▸ Website and app data records

Content starts

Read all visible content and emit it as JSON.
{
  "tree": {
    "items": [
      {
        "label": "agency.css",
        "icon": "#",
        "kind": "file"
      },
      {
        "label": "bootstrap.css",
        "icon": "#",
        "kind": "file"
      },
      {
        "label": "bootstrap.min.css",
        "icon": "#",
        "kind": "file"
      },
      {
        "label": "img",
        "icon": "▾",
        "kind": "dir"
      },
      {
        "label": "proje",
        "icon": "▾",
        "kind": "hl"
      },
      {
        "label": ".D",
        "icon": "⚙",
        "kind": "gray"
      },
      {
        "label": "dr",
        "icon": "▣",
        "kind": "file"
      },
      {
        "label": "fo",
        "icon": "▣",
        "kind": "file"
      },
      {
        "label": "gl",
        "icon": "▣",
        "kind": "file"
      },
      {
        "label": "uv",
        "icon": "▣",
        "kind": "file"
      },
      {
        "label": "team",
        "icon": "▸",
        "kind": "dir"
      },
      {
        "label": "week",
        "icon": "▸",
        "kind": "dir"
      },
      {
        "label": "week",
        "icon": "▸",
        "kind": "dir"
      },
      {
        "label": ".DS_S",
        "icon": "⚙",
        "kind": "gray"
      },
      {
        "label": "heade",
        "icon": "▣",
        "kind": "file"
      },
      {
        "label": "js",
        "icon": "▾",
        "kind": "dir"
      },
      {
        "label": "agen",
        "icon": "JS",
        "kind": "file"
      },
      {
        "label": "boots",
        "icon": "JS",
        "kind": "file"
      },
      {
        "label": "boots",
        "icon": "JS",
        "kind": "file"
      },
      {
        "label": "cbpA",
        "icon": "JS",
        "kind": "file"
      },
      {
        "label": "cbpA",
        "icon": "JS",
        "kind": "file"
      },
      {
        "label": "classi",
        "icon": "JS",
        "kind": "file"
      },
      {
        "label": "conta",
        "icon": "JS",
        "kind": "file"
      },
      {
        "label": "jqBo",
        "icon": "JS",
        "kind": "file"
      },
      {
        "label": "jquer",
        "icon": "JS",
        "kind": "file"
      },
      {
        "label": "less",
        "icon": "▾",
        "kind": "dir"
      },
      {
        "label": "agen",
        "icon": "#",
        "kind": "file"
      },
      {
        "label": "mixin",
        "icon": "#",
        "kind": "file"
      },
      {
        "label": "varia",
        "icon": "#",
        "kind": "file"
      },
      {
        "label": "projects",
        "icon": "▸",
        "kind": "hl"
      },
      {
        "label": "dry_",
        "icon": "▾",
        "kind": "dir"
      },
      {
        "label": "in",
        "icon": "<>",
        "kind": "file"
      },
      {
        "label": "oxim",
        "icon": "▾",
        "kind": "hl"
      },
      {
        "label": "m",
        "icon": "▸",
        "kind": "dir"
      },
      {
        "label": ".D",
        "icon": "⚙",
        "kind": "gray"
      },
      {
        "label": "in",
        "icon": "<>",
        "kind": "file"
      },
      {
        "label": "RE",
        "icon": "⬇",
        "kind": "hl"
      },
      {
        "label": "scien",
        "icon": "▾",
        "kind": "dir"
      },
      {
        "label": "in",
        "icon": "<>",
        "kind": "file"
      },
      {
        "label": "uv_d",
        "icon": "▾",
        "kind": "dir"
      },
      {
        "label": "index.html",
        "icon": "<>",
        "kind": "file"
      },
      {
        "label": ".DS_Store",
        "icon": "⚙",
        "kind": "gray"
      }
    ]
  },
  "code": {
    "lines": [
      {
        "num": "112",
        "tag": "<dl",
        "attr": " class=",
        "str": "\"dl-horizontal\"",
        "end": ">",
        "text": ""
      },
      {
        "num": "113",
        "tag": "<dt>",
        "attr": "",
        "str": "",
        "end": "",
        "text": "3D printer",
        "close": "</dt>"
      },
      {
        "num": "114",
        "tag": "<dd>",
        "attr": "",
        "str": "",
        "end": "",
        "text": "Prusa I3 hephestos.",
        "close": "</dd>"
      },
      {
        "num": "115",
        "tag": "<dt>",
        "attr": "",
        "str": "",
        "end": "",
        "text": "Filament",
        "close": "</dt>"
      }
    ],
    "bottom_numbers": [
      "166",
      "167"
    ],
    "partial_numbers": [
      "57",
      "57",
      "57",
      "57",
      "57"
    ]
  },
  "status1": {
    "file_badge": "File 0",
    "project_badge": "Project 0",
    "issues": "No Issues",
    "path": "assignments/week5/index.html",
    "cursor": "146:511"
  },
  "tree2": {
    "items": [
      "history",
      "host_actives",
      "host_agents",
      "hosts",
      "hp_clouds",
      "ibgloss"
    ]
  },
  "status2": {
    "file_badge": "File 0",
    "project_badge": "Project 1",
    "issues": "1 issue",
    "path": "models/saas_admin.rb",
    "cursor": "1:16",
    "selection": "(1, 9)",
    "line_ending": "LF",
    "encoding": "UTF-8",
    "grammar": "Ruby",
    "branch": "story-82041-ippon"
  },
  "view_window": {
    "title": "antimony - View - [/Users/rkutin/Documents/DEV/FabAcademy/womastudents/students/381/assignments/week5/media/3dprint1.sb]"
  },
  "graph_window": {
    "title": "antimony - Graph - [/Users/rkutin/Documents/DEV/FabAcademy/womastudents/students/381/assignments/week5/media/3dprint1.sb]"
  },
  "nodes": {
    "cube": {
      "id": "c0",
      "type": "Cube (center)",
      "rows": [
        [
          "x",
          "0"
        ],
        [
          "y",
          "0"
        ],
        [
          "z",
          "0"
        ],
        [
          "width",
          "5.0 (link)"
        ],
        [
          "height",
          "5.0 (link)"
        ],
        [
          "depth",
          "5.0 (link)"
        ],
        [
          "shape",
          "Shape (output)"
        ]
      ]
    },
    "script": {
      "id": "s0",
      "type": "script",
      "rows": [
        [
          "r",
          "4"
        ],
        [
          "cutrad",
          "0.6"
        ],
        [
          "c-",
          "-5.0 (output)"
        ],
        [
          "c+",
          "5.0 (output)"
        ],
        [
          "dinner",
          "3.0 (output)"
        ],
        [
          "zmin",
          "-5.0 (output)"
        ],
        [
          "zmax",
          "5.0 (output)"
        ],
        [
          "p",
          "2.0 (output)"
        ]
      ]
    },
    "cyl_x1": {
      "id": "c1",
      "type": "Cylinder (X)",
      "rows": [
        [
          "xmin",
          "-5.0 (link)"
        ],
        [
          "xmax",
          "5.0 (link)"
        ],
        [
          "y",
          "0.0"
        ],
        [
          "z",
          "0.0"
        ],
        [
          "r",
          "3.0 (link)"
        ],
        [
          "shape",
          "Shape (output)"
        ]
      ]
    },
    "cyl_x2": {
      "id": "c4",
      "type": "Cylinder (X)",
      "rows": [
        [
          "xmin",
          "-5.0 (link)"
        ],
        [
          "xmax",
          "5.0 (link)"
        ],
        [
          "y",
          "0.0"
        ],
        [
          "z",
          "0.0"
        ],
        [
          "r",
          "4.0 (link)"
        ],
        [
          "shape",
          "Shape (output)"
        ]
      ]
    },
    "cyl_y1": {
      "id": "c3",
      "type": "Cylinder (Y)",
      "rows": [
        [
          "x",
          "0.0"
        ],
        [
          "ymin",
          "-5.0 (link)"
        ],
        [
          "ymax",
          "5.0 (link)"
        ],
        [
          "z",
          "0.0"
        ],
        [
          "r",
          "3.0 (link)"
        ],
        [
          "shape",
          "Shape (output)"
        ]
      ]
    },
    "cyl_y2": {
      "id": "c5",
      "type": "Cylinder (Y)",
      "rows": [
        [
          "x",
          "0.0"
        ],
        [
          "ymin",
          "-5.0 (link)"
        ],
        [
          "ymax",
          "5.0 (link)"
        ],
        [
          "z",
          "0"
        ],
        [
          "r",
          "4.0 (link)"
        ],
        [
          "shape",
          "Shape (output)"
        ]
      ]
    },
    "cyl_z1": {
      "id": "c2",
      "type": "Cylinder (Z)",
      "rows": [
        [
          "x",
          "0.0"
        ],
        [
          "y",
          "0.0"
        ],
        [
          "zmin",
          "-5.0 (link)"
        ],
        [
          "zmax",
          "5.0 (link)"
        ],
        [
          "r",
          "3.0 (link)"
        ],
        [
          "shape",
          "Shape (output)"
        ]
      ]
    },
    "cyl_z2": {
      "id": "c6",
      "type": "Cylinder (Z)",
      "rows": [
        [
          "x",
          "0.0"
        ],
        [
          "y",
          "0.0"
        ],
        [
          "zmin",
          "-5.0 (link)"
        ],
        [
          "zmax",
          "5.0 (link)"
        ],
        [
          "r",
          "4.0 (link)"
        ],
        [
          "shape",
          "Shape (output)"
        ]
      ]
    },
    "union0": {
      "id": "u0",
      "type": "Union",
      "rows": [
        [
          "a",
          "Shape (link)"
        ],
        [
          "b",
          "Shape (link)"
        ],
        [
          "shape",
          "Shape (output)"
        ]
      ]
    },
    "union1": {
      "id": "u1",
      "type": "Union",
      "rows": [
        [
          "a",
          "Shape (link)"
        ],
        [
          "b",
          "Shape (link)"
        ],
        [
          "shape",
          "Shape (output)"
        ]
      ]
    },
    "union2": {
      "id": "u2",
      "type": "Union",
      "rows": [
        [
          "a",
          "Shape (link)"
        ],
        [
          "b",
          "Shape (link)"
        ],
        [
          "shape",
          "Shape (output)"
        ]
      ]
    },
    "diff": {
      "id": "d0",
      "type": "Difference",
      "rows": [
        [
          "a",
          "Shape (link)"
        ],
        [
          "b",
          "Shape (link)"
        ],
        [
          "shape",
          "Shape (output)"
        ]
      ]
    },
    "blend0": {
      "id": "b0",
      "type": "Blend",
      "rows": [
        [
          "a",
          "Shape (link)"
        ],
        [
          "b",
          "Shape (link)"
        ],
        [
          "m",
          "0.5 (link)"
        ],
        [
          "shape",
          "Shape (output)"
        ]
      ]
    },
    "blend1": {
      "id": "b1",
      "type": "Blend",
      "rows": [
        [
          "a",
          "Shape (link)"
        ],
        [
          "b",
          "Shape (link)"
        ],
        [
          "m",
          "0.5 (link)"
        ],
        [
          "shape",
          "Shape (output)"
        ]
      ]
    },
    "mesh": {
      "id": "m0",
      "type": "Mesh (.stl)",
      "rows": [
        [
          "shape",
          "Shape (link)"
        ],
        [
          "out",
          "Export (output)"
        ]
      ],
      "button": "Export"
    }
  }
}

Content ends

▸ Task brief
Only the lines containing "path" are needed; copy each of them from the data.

▸ Response to the exercise
    "path": "assignments/week5/index.html",
    "path": "models/saas_admin.rb",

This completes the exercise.